Voëlvlei Dam aerial view.jpg
An aerial view of Voëlvlei Dam with the Groot Winterhoek Mountains in the foreground and the Atlantic Ocean in the distant background.
LocationSouth Africa
Coordinates33°20′15″S 19°2′1″E / 33.33750°S 19.03361°E / -33.33750; 19.03361Coordinates: 33°20′15″S 19°2′1″E / 33.33750°S 19.03361°E / -33.33750; 19.03361
Dam and spillways
ImpoundsVoëlvlei River
CreatesVoëlvlei Dam

Voëlvlei Dam is a dam located in the Western Cape, South Africa near the town of Gouda. It was established in 1971 and has the second largest capacity of dams in the Western Cape Water Supply System.

Voëlvlei Dam is situated in a large natural depression which collects water from the mountains located on the eastern side of the dam.

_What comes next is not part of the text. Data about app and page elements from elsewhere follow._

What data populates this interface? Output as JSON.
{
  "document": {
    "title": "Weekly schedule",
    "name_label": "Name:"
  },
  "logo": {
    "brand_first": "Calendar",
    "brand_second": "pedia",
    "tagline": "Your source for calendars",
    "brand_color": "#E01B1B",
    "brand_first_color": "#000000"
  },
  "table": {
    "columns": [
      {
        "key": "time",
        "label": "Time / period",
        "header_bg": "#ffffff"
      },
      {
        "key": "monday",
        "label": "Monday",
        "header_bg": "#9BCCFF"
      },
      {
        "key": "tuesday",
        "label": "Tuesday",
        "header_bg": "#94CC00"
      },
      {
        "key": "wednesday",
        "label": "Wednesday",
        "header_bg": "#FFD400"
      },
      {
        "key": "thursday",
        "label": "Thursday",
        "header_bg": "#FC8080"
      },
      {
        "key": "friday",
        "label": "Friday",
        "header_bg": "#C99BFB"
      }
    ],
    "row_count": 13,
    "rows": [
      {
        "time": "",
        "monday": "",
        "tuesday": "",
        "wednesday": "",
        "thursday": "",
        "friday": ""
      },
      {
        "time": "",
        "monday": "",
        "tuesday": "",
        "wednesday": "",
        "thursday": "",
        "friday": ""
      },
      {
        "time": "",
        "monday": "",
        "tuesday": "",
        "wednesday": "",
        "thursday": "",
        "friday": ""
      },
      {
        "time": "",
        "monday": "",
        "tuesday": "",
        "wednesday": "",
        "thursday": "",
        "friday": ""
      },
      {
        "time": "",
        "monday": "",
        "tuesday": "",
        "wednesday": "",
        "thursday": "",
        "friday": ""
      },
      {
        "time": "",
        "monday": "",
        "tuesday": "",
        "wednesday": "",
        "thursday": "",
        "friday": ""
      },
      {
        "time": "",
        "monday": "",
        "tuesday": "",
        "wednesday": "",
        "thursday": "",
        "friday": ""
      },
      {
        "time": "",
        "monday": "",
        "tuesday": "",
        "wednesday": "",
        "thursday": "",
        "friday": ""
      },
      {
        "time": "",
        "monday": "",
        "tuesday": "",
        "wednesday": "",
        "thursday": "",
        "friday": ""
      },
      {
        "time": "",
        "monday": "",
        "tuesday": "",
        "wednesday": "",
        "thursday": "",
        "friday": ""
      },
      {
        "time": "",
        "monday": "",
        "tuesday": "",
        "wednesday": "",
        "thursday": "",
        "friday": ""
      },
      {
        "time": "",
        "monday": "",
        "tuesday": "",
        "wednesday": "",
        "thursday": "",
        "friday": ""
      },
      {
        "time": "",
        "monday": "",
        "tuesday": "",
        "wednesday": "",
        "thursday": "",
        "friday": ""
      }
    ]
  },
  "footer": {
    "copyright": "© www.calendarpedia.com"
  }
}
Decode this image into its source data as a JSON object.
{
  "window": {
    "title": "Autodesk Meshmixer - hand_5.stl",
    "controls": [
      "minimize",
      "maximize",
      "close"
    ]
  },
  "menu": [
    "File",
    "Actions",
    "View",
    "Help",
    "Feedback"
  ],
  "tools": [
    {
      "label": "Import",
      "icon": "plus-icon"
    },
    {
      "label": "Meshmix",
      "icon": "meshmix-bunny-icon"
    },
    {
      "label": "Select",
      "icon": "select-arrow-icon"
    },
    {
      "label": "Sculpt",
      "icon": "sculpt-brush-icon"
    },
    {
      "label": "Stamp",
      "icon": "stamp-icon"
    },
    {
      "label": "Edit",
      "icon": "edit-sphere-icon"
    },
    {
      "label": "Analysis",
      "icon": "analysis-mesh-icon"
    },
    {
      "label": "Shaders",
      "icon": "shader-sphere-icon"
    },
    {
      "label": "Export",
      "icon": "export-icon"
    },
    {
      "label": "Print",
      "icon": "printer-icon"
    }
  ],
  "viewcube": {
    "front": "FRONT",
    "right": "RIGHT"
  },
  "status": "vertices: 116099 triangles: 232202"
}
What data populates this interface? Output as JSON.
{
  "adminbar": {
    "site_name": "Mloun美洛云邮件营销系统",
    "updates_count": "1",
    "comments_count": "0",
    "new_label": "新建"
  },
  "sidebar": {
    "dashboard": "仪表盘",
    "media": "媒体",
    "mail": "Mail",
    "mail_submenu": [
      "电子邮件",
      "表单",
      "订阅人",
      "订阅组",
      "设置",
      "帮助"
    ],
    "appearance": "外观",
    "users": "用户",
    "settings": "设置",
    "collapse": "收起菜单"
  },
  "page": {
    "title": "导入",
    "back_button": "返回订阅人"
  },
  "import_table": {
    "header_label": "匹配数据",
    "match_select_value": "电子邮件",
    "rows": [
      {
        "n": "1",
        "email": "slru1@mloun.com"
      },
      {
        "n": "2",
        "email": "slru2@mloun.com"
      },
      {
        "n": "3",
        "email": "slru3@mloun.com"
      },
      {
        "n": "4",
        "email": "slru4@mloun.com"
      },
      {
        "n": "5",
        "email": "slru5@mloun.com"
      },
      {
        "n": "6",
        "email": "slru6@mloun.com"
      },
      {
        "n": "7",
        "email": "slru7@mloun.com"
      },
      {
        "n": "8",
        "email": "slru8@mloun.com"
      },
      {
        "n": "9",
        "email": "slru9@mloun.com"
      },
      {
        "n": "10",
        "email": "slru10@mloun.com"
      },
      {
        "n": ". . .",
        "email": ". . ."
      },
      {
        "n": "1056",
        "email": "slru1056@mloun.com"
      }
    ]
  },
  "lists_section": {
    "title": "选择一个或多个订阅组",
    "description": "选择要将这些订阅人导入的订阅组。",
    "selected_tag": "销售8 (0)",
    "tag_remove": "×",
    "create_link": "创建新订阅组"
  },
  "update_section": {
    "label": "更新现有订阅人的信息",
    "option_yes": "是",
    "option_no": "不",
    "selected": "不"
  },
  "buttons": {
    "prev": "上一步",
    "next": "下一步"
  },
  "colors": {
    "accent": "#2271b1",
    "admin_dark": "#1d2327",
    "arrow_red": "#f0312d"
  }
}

Since 1734 the farm on which Voëlvlei Dam is situated belonged to the Walters family, who were of German descent. The farms consist of farms 207, 200 and portion 1 of 252. The farms include the mountain and cut right through the middle of the dam. In 1948 the government of Dr. D.F. Malan, by a proclamation No 131 of 1947, expropriated the land and the farm for the Bergriver Irrigation Scheme. The state paid compensation to the Walters family in the amount of £44,000 and the Vogelvlei Quarries (Pty) Ltd which bought the remainder of Voëlvlei in 1946 for £48,000.

The Walters family never agreed to sell or ever signed a contract. The compensation was paid when the negotiations broke down between the State and the family. After the family were given six months to leave the farms they bought two farms right next to Voëlvlei Dam known today as Bosplaas.

Since 1950 till 2010 the Walters family had a long-standing dispute with the then Nationalist government. After South Africa became a democratic country in 1994 the son of the former owner of Voëlvlei instituted a land claim under the Land Restitution Act. A redress of past injustices regarding the expropriation of the farms was sought under the new Bill of Rights which is protected by the Constitution of the Republic of South Africa.

Since the land was expropriated in 1948 by the Union of South Africa the land was transferred into the name of the Republic of South Africa in 1961. It currently still belongs to the Republic of South Africa under Title deed 20006/1948.